Exercise objective
Count every line in the data below where "Tarjoamme" occurs, then state that number and nothing more.
- Opening Delimiter -
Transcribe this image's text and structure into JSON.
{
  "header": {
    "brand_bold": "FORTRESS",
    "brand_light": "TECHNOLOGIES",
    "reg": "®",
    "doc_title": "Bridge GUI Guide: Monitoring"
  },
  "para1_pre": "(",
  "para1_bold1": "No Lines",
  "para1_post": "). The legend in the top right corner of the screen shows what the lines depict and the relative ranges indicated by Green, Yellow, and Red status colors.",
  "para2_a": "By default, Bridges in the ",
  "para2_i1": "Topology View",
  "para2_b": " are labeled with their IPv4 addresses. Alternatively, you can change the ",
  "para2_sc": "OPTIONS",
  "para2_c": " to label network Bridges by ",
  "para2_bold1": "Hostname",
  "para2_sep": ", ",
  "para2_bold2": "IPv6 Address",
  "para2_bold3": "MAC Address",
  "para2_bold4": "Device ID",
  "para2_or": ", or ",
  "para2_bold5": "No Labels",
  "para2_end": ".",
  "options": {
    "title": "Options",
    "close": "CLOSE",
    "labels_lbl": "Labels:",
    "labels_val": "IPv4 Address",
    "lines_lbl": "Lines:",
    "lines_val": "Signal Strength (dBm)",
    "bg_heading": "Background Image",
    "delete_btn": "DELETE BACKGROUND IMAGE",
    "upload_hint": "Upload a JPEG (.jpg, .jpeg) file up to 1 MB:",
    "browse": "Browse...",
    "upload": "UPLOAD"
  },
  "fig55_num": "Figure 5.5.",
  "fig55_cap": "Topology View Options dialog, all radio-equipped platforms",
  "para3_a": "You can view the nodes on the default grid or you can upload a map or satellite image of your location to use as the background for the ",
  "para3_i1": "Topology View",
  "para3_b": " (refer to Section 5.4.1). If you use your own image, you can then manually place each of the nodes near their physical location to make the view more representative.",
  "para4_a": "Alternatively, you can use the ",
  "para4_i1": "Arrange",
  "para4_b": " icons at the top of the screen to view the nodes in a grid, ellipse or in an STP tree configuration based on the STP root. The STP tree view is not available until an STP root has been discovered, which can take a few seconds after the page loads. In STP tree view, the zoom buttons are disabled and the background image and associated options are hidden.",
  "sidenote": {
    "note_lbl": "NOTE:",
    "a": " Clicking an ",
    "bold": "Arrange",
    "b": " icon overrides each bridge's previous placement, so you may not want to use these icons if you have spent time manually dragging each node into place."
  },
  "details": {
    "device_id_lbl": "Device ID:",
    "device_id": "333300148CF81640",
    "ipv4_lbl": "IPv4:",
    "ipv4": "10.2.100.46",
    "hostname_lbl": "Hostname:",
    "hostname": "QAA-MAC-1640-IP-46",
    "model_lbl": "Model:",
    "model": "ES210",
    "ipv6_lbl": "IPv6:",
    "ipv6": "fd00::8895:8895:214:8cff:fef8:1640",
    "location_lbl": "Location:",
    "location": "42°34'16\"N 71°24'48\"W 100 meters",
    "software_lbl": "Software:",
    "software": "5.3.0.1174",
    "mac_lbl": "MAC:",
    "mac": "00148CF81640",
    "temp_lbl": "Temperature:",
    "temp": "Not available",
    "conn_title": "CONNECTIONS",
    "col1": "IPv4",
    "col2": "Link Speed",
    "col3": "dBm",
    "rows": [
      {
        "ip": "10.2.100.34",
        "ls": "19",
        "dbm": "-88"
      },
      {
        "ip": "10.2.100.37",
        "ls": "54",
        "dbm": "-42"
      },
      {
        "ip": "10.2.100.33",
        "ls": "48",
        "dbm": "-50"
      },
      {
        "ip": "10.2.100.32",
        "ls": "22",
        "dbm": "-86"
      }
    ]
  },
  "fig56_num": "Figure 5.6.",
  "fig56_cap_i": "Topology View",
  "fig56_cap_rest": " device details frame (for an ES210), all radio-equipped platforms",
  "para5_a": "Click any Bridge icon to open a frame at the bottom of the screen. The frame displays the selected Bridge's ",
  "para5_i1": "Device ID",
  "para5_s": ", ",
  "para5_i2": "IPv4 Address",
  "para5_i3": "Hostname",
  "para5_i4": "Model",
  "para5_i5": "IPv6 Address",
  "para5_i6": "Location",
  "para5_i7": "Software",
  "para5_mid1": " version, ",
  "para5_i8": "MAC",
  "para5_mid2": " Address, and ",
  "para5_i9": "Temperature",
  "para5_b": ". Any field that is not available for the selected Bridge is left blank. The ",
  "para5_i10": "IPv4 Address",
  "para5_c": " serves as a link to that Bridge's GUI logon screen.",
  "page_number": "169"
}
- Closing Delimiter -
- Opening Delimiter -
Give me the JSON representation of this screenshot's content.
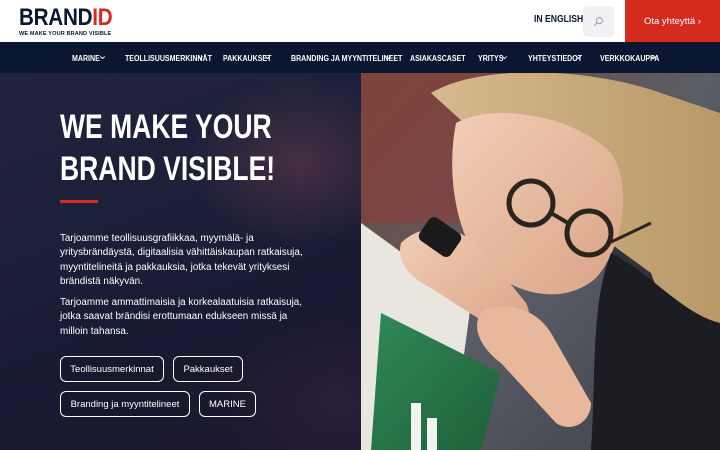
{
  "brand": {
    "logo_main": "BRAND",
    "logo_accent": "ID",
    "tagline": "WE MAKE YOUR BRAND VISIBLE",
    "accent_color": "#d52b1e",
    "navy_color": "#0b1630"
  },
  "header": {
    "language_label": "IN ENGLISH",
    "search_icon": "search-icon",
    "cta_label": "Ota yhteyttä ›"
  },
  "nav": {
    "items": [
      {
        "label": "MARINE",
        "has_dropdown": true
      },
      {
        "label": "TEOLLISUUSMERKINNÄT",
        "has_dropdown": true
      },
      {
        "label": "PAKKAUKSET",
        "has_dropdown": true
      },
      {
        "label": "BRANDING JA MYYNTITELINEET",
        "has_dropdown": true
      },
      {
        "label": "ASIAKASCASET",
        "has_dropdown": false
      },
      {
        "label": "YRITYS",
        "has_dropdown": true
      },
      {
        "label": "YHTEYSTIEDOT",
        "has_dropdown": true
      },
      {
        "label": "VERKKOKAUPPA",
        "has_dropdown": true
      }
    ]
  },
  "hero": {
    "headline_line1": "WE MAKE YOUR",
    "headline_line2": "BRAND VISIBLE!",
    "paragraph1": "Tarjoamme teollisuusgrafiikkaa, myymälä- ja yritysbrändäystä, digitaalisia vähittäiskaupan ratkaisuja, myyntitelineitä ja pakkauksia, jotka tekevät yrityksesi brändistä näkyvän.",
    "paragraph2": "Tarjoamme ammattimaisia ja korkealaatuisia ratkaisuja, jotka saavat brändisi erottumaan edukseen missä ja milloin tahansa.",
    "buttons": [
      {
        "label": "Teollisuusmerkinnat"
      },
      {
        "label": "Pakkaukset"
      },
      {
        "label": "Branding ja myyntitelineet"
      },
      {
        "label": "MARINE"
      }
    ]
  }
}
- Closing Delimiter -
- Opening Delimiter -
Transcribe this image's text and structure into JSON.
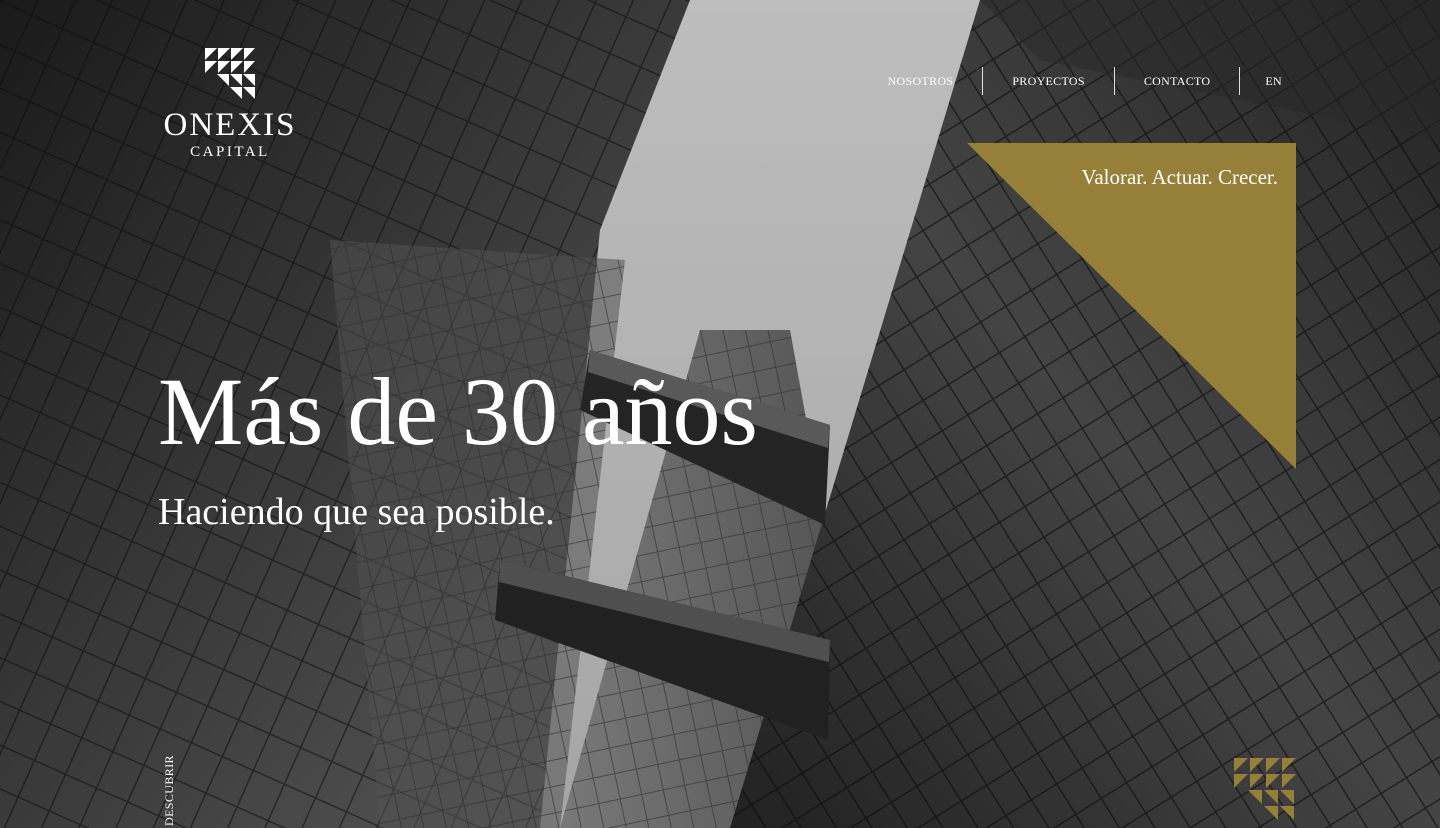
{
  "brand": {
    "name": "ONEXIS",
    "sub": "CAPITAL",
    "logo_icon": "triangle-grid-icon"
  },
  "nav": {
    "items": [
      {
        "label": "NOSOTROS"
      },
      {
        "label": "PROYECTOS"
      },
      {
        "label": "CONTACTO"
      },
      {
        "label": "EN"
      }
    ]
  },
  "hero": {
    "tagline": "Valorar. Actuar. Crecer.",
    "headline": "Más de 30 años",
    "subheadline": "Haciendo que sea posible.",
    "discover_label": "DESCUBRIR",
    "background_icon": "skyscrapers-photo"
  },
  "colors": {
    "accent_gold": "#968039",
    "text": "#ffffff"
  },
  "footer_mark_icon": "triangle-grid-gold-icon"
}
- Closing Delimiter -
Response area
2